After a breakfast of beef jerky, protein bars and peanut M&M’s from the vending machine in the lobby, Randall plugged back in.
They now had enough data for some hypotheses:
- Generally, a higher score was generated when CloneClaire was happy.
- This was not always the case; there were times when a high score occurred when she was unhappy, but these coincided with times when she was absent from CloneRandall.
- The score went down when CloneRandall ignored CloneClaire entirely.
- But if CloneClaire ignored CloneRandall, and then CloneRandall initiated behavior that had led to a higher score in the past, the score rose dramatically.
Claire was confused about that last part.
“It’s a type of intermittent reinforcement behavior a la Lazlo and some other behaviorists,” Randall explained. “If you scale reinforcement linearly, you eventually get a decreasing return on subject behavior.”
“Still not with you, Captain,” she said. They now looked like red billed toucans and were exploring a forest in Suriname (formerly French Guiana).
“If, for example,” Randall squawked, “you give a dog one biscuit every time he steps on a lever, he’ll eventually only step on the lever when he’s hungry for a biscuit.”
She hopped from one branch to another. “Makes sense.”
“Not,” he countered, “if what you want is a dog that pushes a lever like mad, all the bloody time, as often as possible.
“To get him to do that, what you have to do is stop releasing biscuits for a bit until he completes some number of presses. Say… 20.”
“But then,” she asked, “Won’t he eventually come to learn that he just needs to press 20 times for the treat?”
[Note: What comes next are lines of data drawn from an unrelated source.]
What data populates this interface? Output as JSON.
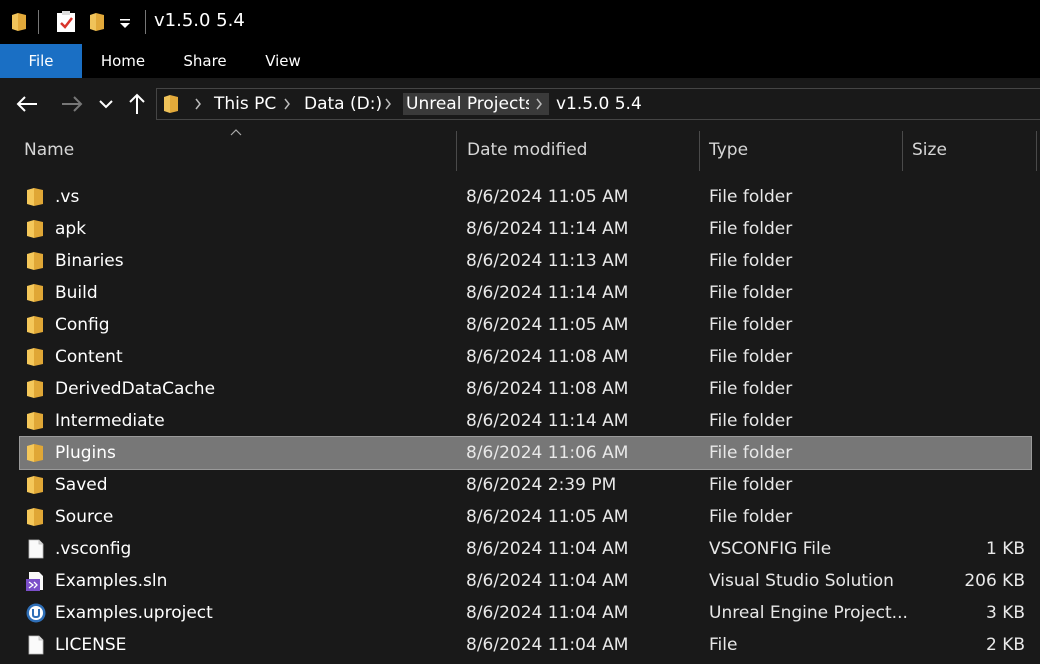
{
  "window": {
    "title": "v1.5.0 5.4"
  },
  "ribbon": {
    "tabs": [
      {
        "label": "File",
        "active": true
      },
      {
        "label": "Home"
      },
      {
        "label": "Share"
      },
      {
        "label": "View"
      }
    ]
  },
  "address": {
    "crumbs": [
      "This PC",
      "Data (D:)",
      "Unreal Projects",
      "v1.5.0 5.4"
    ]
  },
  "columns": {
    "name": "Name",
    "date": "Date modified",
    "type": "Type",
    "size": "Size"
  },
  "files": [
    {
      "name": ".vs",
      "date": "8/6/2024 11:05 AM",
      "type": "File folder",
      "size": "",
      "icon": "folder-icon"
    },
    {
      "name": "apk",
      "date": "8/6/2024 11:14 AM",
      "type": "File folder",
      "size": "",
      "icon": "folder-icon"
    },
    {
      "name": "Binaries",
      "date": "8/6/2024 11:13 AM",
      "type": "File folder",
      "size": "",
      "icon": "folder-icon"
    },
    {
      "name": "Build",
      "date": "8/6/2024 11:14 AM",
      "type": "File folder",
      "size": "",
      "icon": "folder-icon"
    },
    {
      "name": "Config",
      "date": "8/6/2024 11:05 AM",
      "type": "File folder",
      "size": "",
      "icon": "folder-icon"
    },
    {
      "name": "Content",
      "date": "8/6/2024 11:08 AM",
      "type": "File folder",
      "size": "",
      "icon": "folder-icon"
    },
    {
      "name": "DerivedDataCache",
      "date": "8/6/2024 11:08 AM",
      "type": "File folder",
      "size": "",
      "icon": "folder-icon"
    },
    {
      "name": "Intermediate",
      "date": "8/6/2024 11:14 AM",
      "type": "File folder",
      "size": "",
      "icon": "folder-icon"
    },
    {
      "name": "Plugins",
      "date": "8/6/2024 11:06 AM",
      "type": "File folder",
      "size": "",
      "icon": "folder-icon",
      "selected": true
    },
    {
      "name": "Saved",
      "date": "8/6/2024 2:39 PM",
      "type": "File folder",
      "size": "",
      "icon": "folder-icon"
    },
    {
      "name": "Source",
      "date": "8/6/2024 11:05 AM",
      "type": "File folder",
      "size": "",
      "icon": "folder-icon"
    },
    {
      "name": ".vsconfig",
      "date": "8/6/2024 11:04 AM",
      "type": "VSCONFIG File",
      "size": "1 KB",
      "icon": "file-icon"
    },
    {
      "name": "Examples.sln",
      "date": "8/6/2024 11:04 AM",
      "type": "Visual Studio Solution",
      "size": "206 KB",
      "icon": "visual-studio-icon"
    },
    {
      "name": "Examples.uproject",
      "date": "8/6/2024 11:04 AM",
      "type": "Unreal Engine Project...",
      "size": "3 KB",
      "icon": "unreal-engine-icon"
    },
    {
      "name": "LICENSE",
      "date": "8/6/2024 11:04 AM",
      "type": "File",
      "size": "2 KB",
      "icon": "file-icon"
    }
  ],
  "colors": {
    "accent": "#1a6fc4",
    "folder": "#f5c85a",
    "selected_row": "#777777"
  }
}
The Randall bird nodded his enormous beak and cawed positively. “Exactly. So what you do is make the pauses gradually longer, but random. Drives the dogs bat-shit. They end up pushing the button all day long. Eventually, they’ll push it even if there’s never any treat.”
Claire-bird shook her brightly colored beak. “Unfair. Unfair,” she squawked. “And, in our case, stupid. We weren’t getting any treats. We didn’t know about the score. So why kick the score up when you, who weren’t even attached to the scoring mechanism, did something that led to a higher score in the past?”
Randall-bird stopped pecking at a bug and replied, “Because the score is obviously related to both me and you. It’s hypo-reflexive. If it just scored things you were doing, it would be hyper-reflexive. Which in game programming is bad. You end up with a game that either beats itself or doesn’t let the human player win. Hypo-reflexivity is good. It ‘watches’ the player to ‘see’ what moves he or she makes. If the player responds well to a situation that they didn’t respond well to in the past, then…”
“Learning has occurred,” Claire chimed in.
“Or something. Something.” Randall-bird bobbed up and down on a thick fern branch as a brisk wind played through the South American trees.
They continued running simulations.
That evening, the score reported back to Boston was 97.